Cell therapy refers to the practice of injecting or implanting live cells into patients, often for purposes of immunotherapy or tissue repair. Since cell therapy requires a large number of cells in order to be effective, therapeutic cells, which include immune cells and various forms of stem cells, have to be cultured, usually in bioreactors.
Attaining high yields of cells that retain their therapeutic properties, whether in terms of ensuring the right cellular secretions, maintaining the undifferentiated state of stem cells, or encouraging differentiation into specific tissue cell types, is highly challenging to researchers and manufacturers. This is because each cell type requires different growth and division conditions, including nutrient requirements, growth factors, and the environment of the growth medium. These requirements, which are themselves difficult to optimise, can also change depending on the type of equipment and materials used during cell culture, further complicating matters. A lot of research and testing is required to optimise these conditions before any cell manufacturing can take place, and even then, it can be difficult to ascertain if they have been completely optimised.
Computational biology has the potential to save valuable time and resources during this process. Researchers from Duke-NUS Medical School in Singapore and Monash University in Australia have developed EpiMogrify, a patent-pending computer model with an algorithm (also designed by the team) that identifies which molecules need to be introduced into growth media in order to maintain healthy growth of cells, or to promote the differentiation of stem cells into particular types of tissues. In this case, they studied the maintenance and production of astrocytes, which are nerve cells, and cardiomyocytes, which are heart muscle cells. This study was published in Cell Systems in November 2020.

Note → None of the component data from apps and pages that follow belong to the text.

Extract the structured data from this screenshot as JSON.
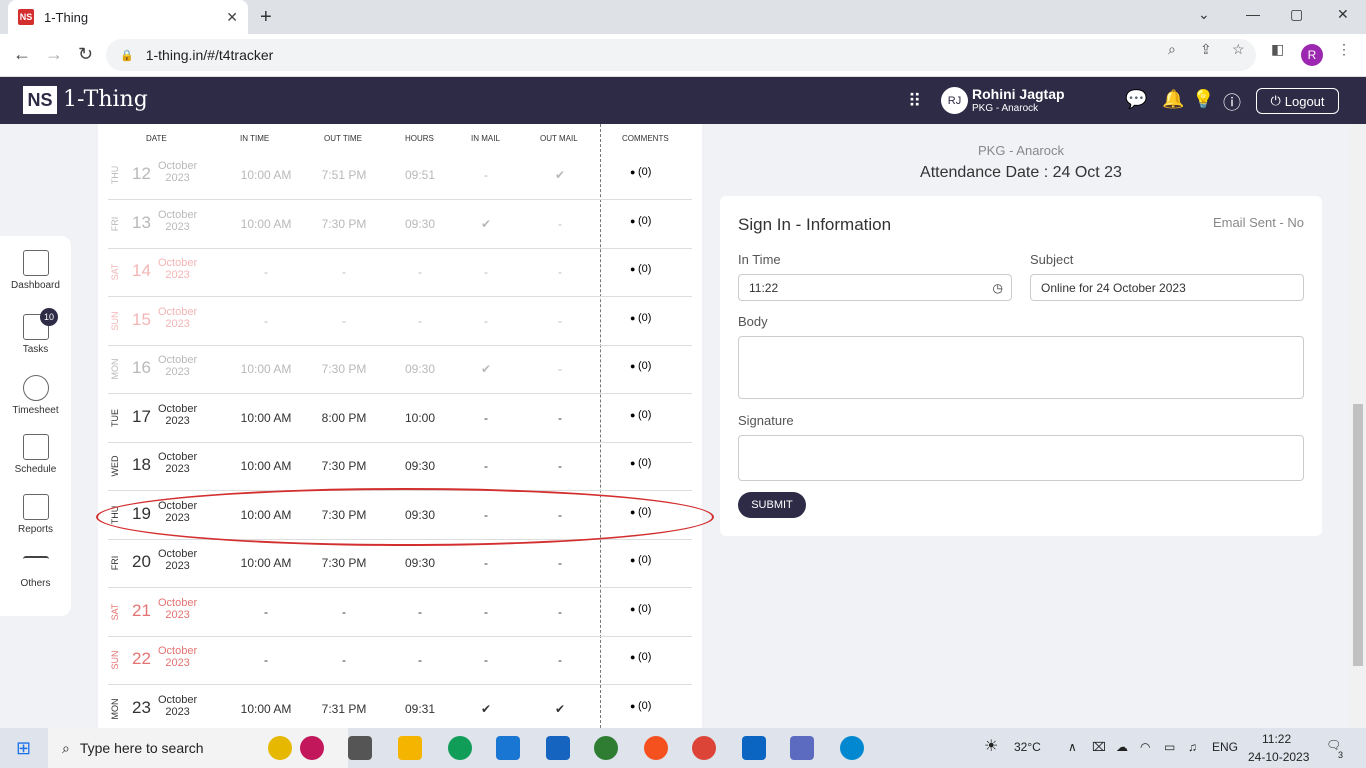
{
  "browser": {
    "tab_title": "1-Thing",
    "favicon": "NS",
    "url": "1-thing.in/#/t4tracker",
    "profile": "R"
  },
  "header": {
    "logo_ns": "NS",
    "logo_text": "1-Thing",
    "avatar": "RJ",
    "user_name": "Rohini Jagtap",
    "user_role": "PKG - Anarock",
    "logout": "Logout"
  },
  "sidenav": {
    "items": [
      {
        "label": "Dashboard"
      },
      {
        "label": "Tasks",
        "badge": "10"
      },
      {
        "label": "Timesheet"
      },
      {
        "label": "Schedule"
      },
      {
        "label": "Reports"
      },
      {
        "label": "Others"
      }
    ]
  },
  "table": {
    "headers": [
      "DATE",
      "IN TIME",
      "OUT TIME",
      "HOURS",
      "IN MAIL",
      "OUT MAIL",
      "COMMENTS"
    ],
    "rows": [
      {
        "dow": "THU",
        "day": "12",
        "month": "October",
        "year": "2023",
        "in": "10:00 AM",
        "out": "7:51 PM",
        "hours": "09:51",
        "inmail": "-",
        "outmail": "✔",
        "comments": "(0)",
        "style": "faded"
      },
      {
        "dow": "FRI",
        "day": "13",
        "month": "October",
        "year": "2023",
        "in": "10:00 AM",
        "out": "7:30 PM",
        "hours": "09:30",
        "inmail": "✔",
        "outmail": "-",
        "comments": "(0)",
        "style": "faded"
      },
      {
        "dow": "SAT",
        "day": "14",
        "month": "October",
        "year": "2023",
        "in": "-",
        "out": "-",
        "hours": "-",
        "inmail": "-",
        "outmail": "-",
        "comments": "(0)",
        "style": "weekend-faded"
      },
      {
        "dow": "SUN",
        "day": "15",
        "month": "October",
        "year": "2023",
        "in": "-",
        "out": "-",
        "hours": "-",
        "inmail": "-",
        "outmail": "-",
        "comments": "(0)",
        "style": "weekend-faded"
      },
      {
        "dow": "MON",
        "day": "16",
        "month": "October",
        "year": "2023",
        "in": "10:00 AM",
        "out": "7:30 PM",
        "hours": "09:30",
        "inmail": "✔",
        "outmail": "-",
        "comments": "(0)",
        "style": "faded"
      },
      {
        "dow": "TUE",
        "day": "17",
        "month": "October",
        "year": "2023",
        "in": "10:00 AM",
        "out": "8:00 PM",
        "hours": "10:00",
        "inmail": "-",
        "outmail": "-",
        "comments": "(0)",
        "style": "normal"
      },
      {
        "dow": "WED",
        "day": "18",
        "month": "October",
        "year": "2023",
        "in": "10:00 AM",
        "out": "7:30 PM",
        "hours": "09:30",
        "inmail": "-",
        "outmail": "-",
        "comments": "(0)",
        "style": "normal"
      },
      {
        "dow": "THU",
        "day": "19",
        "month": "October",
        "year": "2023",
        "in": "10:00 AM",
        "out": "7:30 PM",
        "hours": "09:30",
        "inmail": "-",
        "outmail": "-",
        "comments": "(0)",
        "style": "normal"
      },
      {
        "dow": "FRI",
        "day": "20",
        "month": "October",
        "year": "2023",
        "in": "10:00 AM",
        "out": "7:30 PM",
        "hours": "09:30",
        "inmail": "-",
        "outmail": "-",
        "comments": "(0)",
        "style": "normal"
      },
      {
        "dow": "SAT",
        "day": "21",
        "month": "October",
        "year": "2023",
        "in": "-",
        "out": "-",
        "hours": "-",
        "inmail": "-",
        "outmail": "-",
        "comments": "(0)",
        "style": "weekend"
      },
      {
        "dow": "SUN",
        "day": "22",
        "month": "October",
        "year": "2023",
        "in": "-",
        "out": "-",
        "hours": "-",
        "inmail": "-",
        "outmail": "-",
        "comments": "(0)",
        "style": "weekend"
      },
      {
        "dow": "MON",
        "day": "23",
        "month": "October",
        "year": "2023",
        "in": "10:00 AM",
        "out": "7:31 PM",
        "hours": "09:31",
        "inmail": "✔",
        "outmail": "✔",
        "comments": "(0)",
        "style": "normal"
      }
    ]
  },
  "panel": {
    "pkg": "PKG - Anarock",
    "attendance_date": "Attendance Date : 24 Oct 23",
    "title": "Sign In - Information",
    "email_sent": "Email Sent - No",
    "in_time_label": "In Time",
    "in_time_value": "11:22",
    "subject_label": "Subject",
    "subject_value": "Online for 24 October 2023",
    "body_label": "Body",
    "signature_label": "Signature",
    "submit": "SUBMIT"
  },
  "taskbar": {
    "search_placeholder": "Type here to search",
    "temperature": "32°C",
    "lang": "ENG",
    "time": "11:22",
    "date": "24-10-2023",
    "notif_count": "3"
  }
}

To build their model, the team of researchers fed it information about genes with epigenetic tags. Epigenetic markers alter gene expression patterns, without changing DNA sequences. They can lead to the upregulation or downregulation of gene expression, essentially switching genes “on” or “off”, depending on which tags are present on which parts of the gene. The EpiMogrify model uses this information, as well as data about protein functions in cellular pathways, to predict which proteins are required for cell maintenance and differentiation. This approach outperformed commercially available products for cell growth and maintenance.
“The developed technology can identify cell culture conditions required to manipulate cell fate and this facilitates growing important cells in chemically-defined cultures for cell therapy applications,” explained the study’s lead author, Dr Uma S. Kamaraj.

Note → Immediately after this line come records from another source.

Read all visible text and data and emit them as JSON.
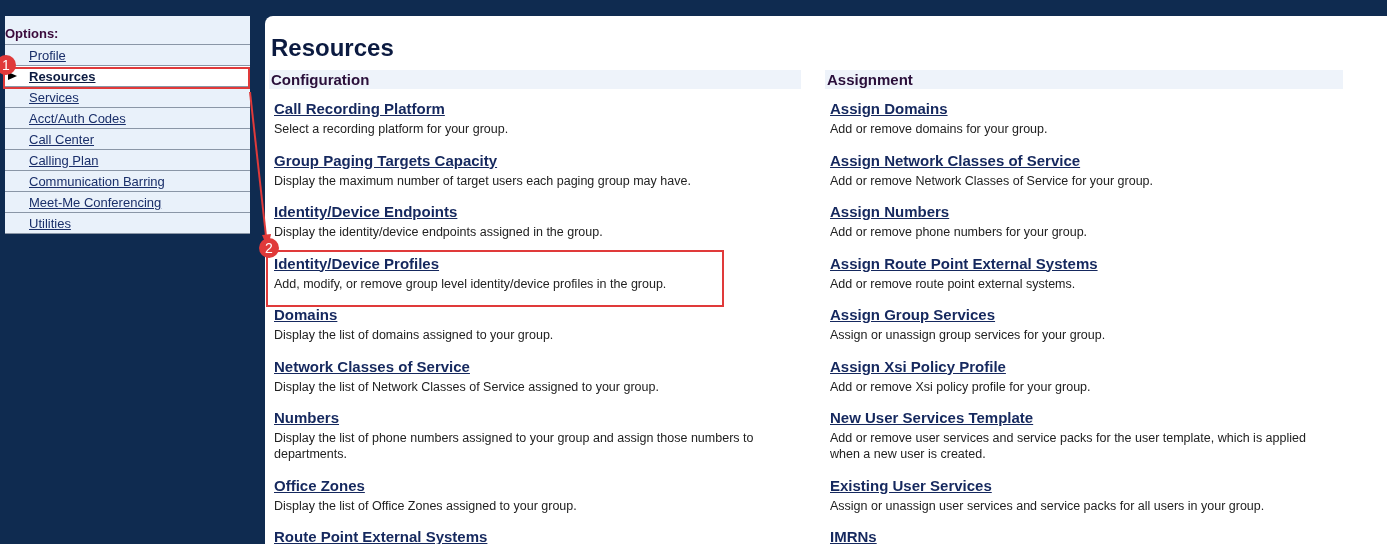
{
  "sidebar": {
    "heading": "Options:",
    "items": [
      {
        "label": "Profile",
        "selected": false
      },
      {
        "label": "Resources",
        "selected": true
      },
      {
        "label": "Services",
        "selected": false
      },
      {
        "label": "Acct/Auth Codes",
        "selected": false
      },
      {
        "label": "Call Center",
        "selected": false
      },
      {
        "label": "Calling Plan",
        "selected": false
      },
      {
        "label": "Communication Barring",
        "selected": false
      },
      {
        "label": "Meet-Me Conferencing",
        "selected": false
      },
      {
        "label": "Utilities",
        "selected": false
      }
    ]
  },
  "page_title": "Resources",
  "columns": [
    {
      "heading": "Configuration",
      "entries": [
        {
          "title": "Call Recording Platform",
          "description": "Select a recording platform for your group."
        },
        {
          "title": "Group Paging Targets Capacity",
          "description": "Display the maximum number of target users each paging group may have."
        },
        {
          "title": "Identity/Device Endpoints",
          "description": "Display the identity/device endpoints assigned in the group."
        },
        {
          "title": "Identity/Device Profiles",
          "description": "Add, modify, or remove group level identity/device profiles in the group."
        },
        {
          "title": "Domains",
          "description": "Display the list of domains assigned to your group."
        },
        {
          "title": "Network Classes of Service",
          "description": "Display the list of Network Classes of Service assigned to your group."
        },
        {
          "title": "Numbers",
          "description": "Display the list of phone numbers assigned to your group and assign those numbers to departments."
        },
        {
          "title": "Office Zones",
          "description": "Display the list of Office Zones assigned to your group."
        },
        {
          "title": "Route Point External Systems"
        }
      ]
    },
    {
      "heading": "Assignment",
      "entries": [
        {
          "title": "Assign Domains",
          "description": "Add or remove domains for your group."
        },
        {
          "title": "Assign Network Classes of Service",
          "description": "Add or remove Network Classes of Service for your group."
        },
        {
          "title": "Assign Numbers",
          "description": "Add or remove phone numbers for your group."
        },
        {
          "title": "Assign Route Point External Systems",
          "description": "Add or remove route point external systems."
        },
        {
          "title": "Assign Group Services",
          "description": "Assign or unassign group services for your group."
        },
        {
          "title": "Assign Xsi Policy Profile",
          "description": "Add or remove Xsi policy profile for your group."
        },
        {
          "title": "New User Services Template",
          "description": "Add or remove user services and service packs for the user template, which is applied when a new user is created."
        },
        {
          "title": "Existing User Services",
          "description": "Assign or unassign user services and service packs for all users in your group."
        },
        {
          "title": "IMRNs"
        }
      ]
    }
  ],
  "annotations": [
    {
      "label": "1"
    },
    {
      "label": "2"
    }
  ]
}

Associate Professor Enrico Petretto, another senior and corresponding author of this study and who also leads the Systems Genetics group at Duke-NUS, added that “this study leverages our expertise in computational and systems biology to facilitate the good manufacturing practice (GMP) production of high-quality cells for these much needed therapeutic applications”, referring to the contributions of Duke-NUS researchers to the findings and to the fields of cell therapy and regenerative medicine.

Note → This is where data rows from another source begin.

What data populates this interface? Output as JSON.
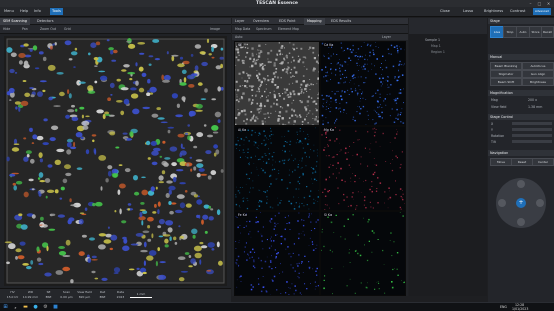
{
  "app": {
    "title": "TESCAN Essence"
  },
  "menubar": {
    "items_left": [
      "Menu",
      "Help",
      "Info",
      "Tools"
    ],
    "items_right": [
      "Close",
      "Lasso",
      "Brightness",
      "Contrast",
      "Advanced"
    ],
    "window_controls": [
      "–",
      "□",
      "✕"
    ]
  },
  "left_panel": {
    "tabs": [
      "SEM Scanning",
      "Detectors"
    ],
    "subbar": [
      "Hide",
      "Pan",
      "Zoom Out",
      "Grid"
    ],
    "image_label": "Image",
    "status": [
      {
        "label": "HV",
        "value": "15.0 kV"
      },
      {
        "label": "WD",
        "value": "14.99 mm"
      },
      {
        "label": "SE",
        "value": "BSE"
      },
      {
        "label": "Scan",
        "value": "0.00 µm"
      },
      {
        "label": "View field",
        "value": "820 µm"
      },
      {
        "label": "Det",
        "value": "BSE"
      },
      {
        "label": "Date",
        "value": "2023"
      }
    ],
    "scale_label": "1 mm"
  },
  "center_panel": {
    "tabs": [
      "Layer",
      "Overview",
      "EDS Point",
      "Mapping",
      "EDS Results"
    ],
    "subtabs": [
      "Map Data",
      "Spectrum",
      "Element Map"
    ],
    "dropdowns": [
      "Auto",
      "Layer"
    ],
    "maps": [
      {
        "label": "SE"
      },
      {
        "label": "Ca Kα"
      },
      {
        "label": "Al Kα"
      },
      {
        "label": "Mg Kα"
      },
      {
        "label": "Fe Kα"
      },
      {
        "label": "Si Kα"
      }
    ]
  },
  "tree_panel": {
    "title": "Sample 1",
    "items": [
      "Map 1",
      "Region 1"
    ]
  },
  "right_panel": {
    "sections": [
      {
        "title": "Stage",
        "buttons": [
          "Live",
          "Stop",
          "Auto",
          "Store",
          "Recall"
        ]
      },
      {
        "title": "Manual",
        "buttons": [
          "Beam Blanking",
          "Autofocus",
          "Stigmator",
          "Gun Align",
          "Beam Shift",
          "Brightness"
        ]
      },
      {
        "title": "Magnification",
        "values": [
          "Mag",
          "200 x",
          "View field",
          "1.38 mm"
        ]
      },
      {
        "title": "Stage Control",
        "values": [
          "X",
          "Y",
          "Rotation",
          "Tilt"
        ]
      },
      {
        "title": "Navigation",
        "values": [
          "Move",
          "Reset",
          "Center"
        ]
      }
    ]
  },
  "taskbar": {
    "icons": [
      "windows-logo",
      "search",
      "file-explorer",
      "edge",
      "settings",
      "app"
    ],
    "tray": [
      "ENG",
      "12:28",
      "1/01/2023"
    ]
  },
  "colors": {
    "accent": "#1f6fb8",
    "background": "#1e1f22",
    "map_se": "#b8b8b8",
    "map_ca": "#3a74ff",
    "map_al": "#0e6fa3",
    "map_mg": "#c23250",
    "map_fe": "#3c55ff",
    "map_si": "#39d24a"
  }
}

The algorithm developed by these researchers could streamline processes in cell manufacturing, helping scientists and industries develop more forms of cell therapy, with improved efficiency during cell manufacturing. [APBN]